John Jasperse Company
Yerba Buena Center for the Arts
San Francisco, April, 09
Misuse Liable To Prosecution
Photo: Joseph Leavasseur.
Misuse Liable To Prosecution, which could have been titled, Dance For Economic Downsizing At The End Of The World As We Know, is a rainbow full of fairy munchkin giggles arching over a drowning world. It is the breathtaking beauty of famine, melting polar icecaps, the shrapnel of flying glass from a car accident, or the beautiful sculpture/assemblage of a street person’s night camp. To be inventive without gimmick, to make the profane sacred without trying, to seduce without manipulating, and to do this with effortless grace and humor is not only rare, but a stroke of genius by John Jasperse and composer musician, Zeena Parkin.
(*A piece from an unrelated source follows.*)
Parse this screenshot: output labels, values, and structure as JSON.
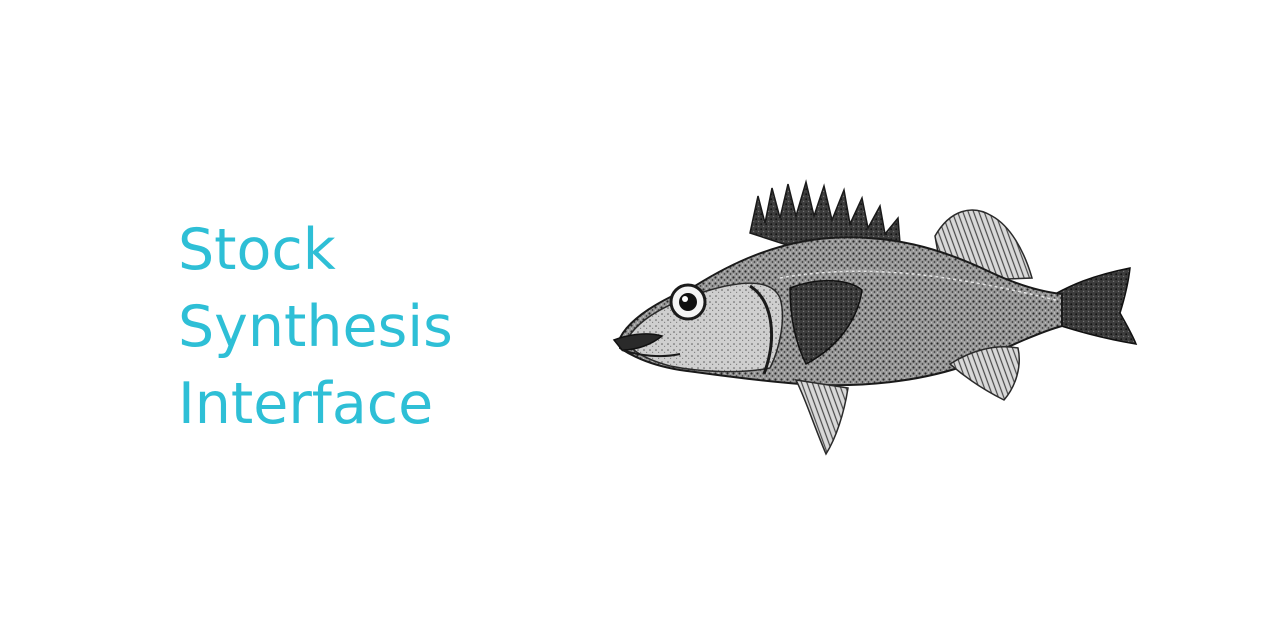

The origin of Misuse Liable To Prosecution began as a challenge in 2007 - when the piece premiered - after Jasperse assigned himself a production budget of zero. He dared himself based on his political/social/environmental concerns to create a set, and costume for his five dancers, completely of recycled materials and found objects, including thousands of donated clothes hangers. While it’s not uncommon for dance companies to spend anywhere from $35,000 on up, to date he has spent a total of $163.55 of which he hopes to reduce by $24.84 thanks to the “generous unlimited return policy of Bed, Bath, and Beyond.”
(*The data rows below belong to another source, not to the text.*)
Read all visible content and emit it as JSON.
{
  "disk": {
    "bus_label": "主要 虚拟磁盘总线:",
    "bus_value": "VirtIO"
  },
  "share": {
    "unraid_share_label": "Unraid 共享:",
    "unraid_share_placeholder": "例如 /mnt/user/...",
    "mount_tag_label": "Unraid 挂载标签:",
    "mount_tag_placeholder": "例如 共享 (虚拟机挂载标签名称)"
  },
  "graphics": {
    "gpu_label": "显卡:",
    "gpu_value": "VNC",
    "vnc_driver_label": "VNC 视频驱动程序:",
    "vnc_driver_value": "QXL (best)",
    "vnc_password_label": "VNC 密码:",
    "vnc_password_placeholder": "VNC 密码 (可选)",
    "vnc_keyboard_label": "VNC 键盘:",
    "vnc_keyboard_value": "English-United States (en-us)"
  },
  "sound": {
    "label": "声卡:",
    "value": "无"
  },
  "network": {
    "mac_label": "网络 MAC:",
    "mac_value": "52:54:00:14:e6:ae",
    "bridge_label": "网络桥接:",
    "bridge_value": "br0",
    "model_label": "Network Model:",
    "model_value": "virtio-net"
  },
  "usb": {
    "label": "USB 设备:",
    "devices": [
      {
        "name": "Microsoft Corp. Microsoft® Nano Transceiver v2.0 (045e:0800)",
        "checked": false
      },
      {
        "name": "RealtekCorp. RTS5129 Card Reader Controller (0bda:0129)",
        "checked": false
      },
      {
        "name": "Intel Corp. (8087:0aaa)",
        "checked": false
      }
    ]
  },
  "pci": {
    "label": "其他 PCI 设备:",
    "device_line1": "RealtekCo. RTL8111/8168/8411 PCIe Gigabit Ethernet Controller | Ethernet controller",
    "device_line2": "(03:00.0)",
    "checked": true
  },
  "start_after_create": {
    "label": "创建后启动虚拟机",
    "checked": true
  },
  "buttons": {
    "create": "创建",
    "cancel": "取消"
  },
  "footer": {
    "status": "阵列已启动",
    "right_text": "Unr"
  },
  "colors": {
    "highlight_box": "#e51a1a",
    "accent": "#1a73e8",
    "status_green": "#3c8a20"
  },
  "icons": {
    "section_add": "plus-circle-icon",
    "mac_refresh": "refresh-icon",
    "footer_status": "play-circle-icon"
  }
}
Jasperse is an immediately affable guy, leaning on the adorable. He both dances in the performance and introduces himself at its beginning, addressing the audience through one of the set’s orange traffic-street cones that he uses as a megaphone – “Hi. My name is John Jasperse. I wanted to welcome you and thank you for coming to the show…” What comes out of his mouth next is far from cute and cuts to the chase in a series of statistics on the state of the world, particularly on capitalism, waste, and economic privilege. He even warns the audience that it’s in our interest to know where the nearest exit is in case “something bad” should happen. The audience chuckles - the way that airplane passengers pretend indifference while being instructed about emergency exits - not knowing if he’s serious while internally accepting that these are the times we live in, where no one is immune. Except maybe for Judge Judy, whom he tells us makes “$26 million more per year than the total salary of all nine Supreme Court justices combined.”
What follows is a fully realized piece of theater where dance, original score, and set all interact with dignity of purpose and relationship in a self effacing, light hearted, and vigorous fashion, while addressing through movement and interaction with the set, the social/environmental issues expressed earlier. The brilliance of the choreography comes when invention isn’t sacrificed for statement and from the knitting/crocheting rhythms and gestures of looping and interlacing movements. This happens both on a grand scale as dancers intertwine and collide with each other during intentionally clumsy forms of athleticism or when, as a duet, they knit one and pearl two with their legs as crochet needles moving crab-like through the stage under dangling hangers.
Whether dancers are taking off their 501s and slapping them to the floor or snapping them like whips in the air, whether they slam themselves against a dancing air mattress, horde plastic bottles, or follow Jasperse strolling through the set with a beanbag on his head - before falling into it, tossing it, running into it, or rolling across it - movement is being redefined. Which is a really good thing considering the audience is sitting in a theater potentially under terrorist threat, with most of us probably on drugs since, as he says, “US doctors prescribe more anti-depressants then any other medication,” and that this very theater would be completely “filled in less then 28 minutes from all the plastic beverage containers Americans consume…”
Socio/politico statistics aside, Zeena Parkin’s score is an integral part of the choreographic process, both dictating movement and responding to it. Her multi-instrumental composition is no less exhilarating or provocative than the choreography, as is her virtuosic skill on both acoustic and her one-of-a-kind electronic harp. This harp enables her to deconstruct the instrument, creating a blizzard of sound or a sparse requiem. Additional music comes from household objects, set props, the sounds these props make as dancers interact with them, bagpipes and other instruments. Equally impressive is her fashionable dress made from FedEx envelopes smartly accessorized in thrift-shop-chic heels FedEx-orange in color.